:: About this exercise ::
Across all of the records below, determine the number of lines containing the string "title"; reply with that number only.

[Dataset rows for apps and sites]
──────

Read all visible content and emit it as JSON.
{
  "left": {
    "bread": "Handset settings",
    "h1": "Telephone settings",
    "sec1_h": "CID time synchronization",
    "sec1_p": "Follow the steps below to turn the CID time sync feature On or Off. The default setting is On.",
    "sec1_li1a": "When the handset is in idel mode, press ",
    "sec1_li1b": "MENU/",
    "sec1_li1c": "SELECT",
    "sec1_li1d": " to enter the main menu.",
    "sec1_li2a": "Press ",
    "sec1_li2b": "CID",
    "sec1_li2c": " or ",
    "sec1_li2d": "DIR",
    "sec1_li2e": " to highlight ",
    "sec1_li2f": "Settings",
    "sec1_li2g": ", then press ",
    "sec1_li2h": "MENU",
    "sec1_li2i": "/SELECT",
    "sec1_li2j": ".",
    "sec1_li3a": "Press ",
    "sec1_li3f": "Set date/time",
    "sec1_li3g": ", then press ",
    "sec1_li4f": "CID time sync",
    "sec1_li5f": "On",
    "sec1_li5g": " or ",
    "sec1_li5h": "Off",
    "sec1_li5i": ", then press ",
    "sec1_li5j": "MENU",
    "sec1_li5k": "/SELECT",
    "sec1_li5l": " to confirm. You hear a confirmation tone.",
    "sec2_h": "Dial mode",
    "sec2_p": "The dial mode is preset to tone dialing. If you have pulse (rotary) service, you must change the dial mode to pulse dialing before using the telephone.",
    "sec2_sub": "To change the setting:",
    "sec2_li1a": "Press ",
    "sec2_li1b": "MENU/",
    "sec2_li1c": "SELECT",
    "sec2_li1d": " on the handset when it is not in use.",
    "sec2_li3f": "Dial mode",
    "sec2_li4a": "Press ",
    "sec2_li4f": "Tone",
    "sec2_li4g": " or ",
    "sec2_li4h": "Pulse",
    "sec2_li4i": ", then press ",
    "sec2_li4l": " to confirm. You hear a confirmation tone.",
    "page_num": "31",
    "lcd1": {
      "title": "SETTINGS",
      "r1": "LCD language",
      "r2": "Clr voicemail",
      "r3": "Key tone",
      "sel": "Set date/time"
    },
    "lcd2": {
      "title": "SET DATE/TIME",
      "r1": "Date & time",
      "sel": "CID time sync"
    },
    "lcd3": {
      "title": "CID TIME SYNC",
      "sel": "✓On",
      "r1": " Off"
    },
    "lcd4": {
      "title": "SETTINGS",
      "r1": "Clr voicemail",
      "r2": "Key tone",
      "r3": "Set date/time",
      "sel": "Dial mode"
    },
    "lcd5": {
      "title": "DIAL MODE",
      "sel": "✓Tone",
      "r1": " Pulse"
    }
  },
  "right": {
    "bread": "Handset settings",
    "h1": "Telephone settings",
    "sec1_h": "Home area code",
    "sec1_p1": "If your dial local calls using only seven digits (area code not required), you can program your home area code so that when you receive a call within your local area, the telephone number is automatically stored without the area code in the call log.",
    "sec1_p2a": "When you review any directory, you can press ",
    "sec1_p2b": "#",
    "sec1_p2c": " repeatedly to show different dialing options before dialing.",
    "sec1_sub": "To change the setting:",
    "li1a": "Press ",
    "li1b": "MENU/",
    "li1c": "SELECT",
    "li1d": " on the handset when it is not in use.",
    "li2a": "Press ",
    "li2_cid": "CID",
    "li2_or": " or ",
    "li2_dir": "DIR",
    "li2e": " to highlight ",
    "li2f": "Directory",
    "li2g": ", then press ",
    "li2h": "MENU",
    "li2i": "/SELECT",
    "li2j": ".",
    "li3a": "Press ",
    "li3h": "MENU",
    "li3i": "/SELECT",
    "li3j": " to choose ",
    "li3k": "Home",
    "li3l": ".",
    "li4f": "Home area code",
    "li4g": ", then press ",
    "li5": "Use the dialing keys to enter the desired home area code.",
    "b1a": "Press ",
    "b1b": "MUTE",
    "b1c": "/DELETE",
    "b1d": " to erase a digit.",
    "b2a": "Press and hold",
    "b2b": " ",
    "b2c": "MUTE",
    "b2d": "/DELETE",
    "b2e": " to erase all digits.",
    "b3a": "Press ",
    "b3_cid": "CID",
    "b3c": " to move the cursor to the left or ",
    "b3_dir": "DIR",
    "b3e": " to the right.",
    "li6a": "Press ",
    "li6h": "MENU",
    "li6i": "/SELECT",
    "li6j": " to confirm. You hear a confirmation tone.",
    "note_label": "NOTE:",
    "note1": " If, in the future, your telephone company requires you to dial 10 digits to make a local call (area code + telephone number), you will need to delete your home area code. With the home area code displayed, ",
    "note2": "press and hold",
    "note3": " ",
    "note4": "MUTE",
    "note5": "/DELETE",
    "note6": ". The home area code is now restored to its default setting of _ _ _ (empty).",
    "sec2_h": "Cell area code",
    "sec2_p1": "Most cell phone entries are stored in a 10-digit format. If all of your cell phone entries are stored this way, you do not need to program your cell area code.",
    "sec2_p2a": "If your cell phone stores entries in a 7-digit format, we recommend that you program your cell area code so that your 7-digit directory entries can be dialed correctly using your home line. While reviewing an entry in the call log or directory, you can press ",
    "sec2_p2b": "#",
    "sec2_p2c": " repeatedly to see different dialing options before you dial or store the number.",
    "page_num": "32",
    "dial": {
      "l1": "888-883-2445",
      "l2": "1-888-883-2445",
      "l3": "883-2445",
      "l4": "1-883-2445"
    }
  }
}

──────

:: Response to the task ::
5